‘The best design is invisible‘ is the interaction design phrase of the moment. The images above are from my ever-expanding collection of quotes about how design and technology will ‘disappear‘, become ‘invisible‘ or how the ‘best interface is no interface‘. The Verge has recently given both Oliver Reichenstein and Golden Krishna a platform to talk… Continue reading No to NoUI

A phone to save us from our screens?

Microsoft has two new ads, anticipating their upcoming Windows Phone 7 launch. The first is an almost post-apocalyptic vision of humanity stuck with their heads in their mobile devices: Here’s David Webster, chief strategy officer in Microsoft’s central marketing group, explaining their anti-screen strategy: “Our sentiment was that if we could have an insight to… Continue reading A phone to save us from our screens?

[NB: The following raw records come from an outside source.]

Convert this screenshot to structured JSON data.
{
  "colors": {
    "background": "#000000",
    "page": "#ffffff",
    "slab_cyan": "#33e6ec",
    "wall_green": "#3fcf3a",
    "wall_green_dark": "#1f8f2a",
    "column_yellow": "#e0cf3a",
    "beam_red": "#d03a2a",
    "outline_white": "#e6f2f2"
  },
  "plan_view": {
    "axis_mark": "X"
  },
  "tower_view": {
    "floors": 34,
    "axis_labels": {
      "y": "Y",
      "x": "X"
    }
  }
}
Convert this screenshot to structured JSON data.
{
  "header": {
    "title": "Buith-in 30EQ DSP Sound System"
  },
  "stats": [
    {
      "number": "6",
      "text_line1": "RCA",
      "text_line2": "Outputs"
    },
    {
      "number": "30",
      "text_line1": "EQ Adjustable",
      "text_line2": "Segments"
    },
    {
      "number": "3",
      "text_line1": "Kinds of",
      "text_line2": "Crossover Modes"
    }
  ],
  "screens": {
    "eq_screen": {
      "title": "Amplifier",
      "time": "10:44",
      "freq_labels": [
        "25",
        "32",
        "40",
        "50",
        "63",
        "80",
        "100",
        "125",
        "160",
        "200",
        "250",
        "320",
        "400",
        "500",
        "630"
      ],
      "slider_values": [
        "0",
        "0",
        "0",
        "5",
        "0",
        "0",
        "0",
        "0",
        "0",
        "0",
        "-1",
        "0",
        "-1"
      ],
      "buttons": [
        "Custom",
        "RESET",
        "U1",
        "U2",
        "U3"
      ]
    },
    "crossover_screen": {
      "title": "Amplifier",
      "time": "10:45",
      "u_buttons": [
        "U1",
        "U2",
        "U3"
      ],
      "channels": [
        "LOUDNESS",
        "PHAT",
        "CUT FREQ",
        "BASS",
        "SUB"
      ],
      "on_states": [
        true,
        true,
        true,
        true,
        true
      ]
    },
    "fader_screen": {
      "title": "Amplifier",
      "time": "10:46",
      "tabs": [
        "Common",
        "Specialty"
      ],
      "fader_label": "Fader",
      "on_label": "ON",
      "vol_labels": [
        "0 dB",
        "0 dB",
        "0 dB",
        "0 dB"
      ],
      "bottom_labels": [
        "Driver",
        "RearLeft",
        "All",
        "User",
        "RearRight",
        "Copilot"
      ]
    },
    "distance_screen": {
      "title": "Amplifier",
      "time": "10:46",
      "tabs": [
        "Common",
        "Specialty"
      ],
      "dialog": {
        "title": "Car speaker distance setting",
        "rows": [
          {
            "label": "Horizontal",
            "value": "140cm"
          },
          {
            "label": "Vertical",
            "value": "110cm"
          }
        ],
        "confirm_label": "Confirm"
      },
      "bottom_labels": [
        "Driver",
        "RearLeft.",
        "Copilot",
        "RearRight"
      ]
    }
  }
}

Practising tomorrows

It takes ubiquitous computing as a significant case study because the future orientation practised in ubiquitous computing research and development is emblematic of the perpetual technological forecasting in which humanity engages. “Practising tomorrows? Ubiquitous computing and the politics of anticipation” a PhD by Sam Kinsley. via Anne

Augmentia

Anselm lays out the emerging issues with Augmented Reality (AR). In doing so he relates it to a whole host of known and unknown problems associated with ubiquitous computing, semantic publishing and data platforms. Below are some clippings of bits that seem particularly insightful: bq. It puts own embodiment at risk. And whomsoever can mitigate… Continue reading Augmentia

Touch

NFC public space

Early in 2005 I drafted a project together with the Oslo School of Architecture & Design that was designed to look at Near Field Communication (NFC) with an interaction design and user-centred perspective. In December 2005 the project was funded in full by the Research Council of Norway. So since March 2006 we have been setting up the project and conducting preliminary exploratory research work. You can see our ongoing process on the project weblog (and pick up the RSS feed too).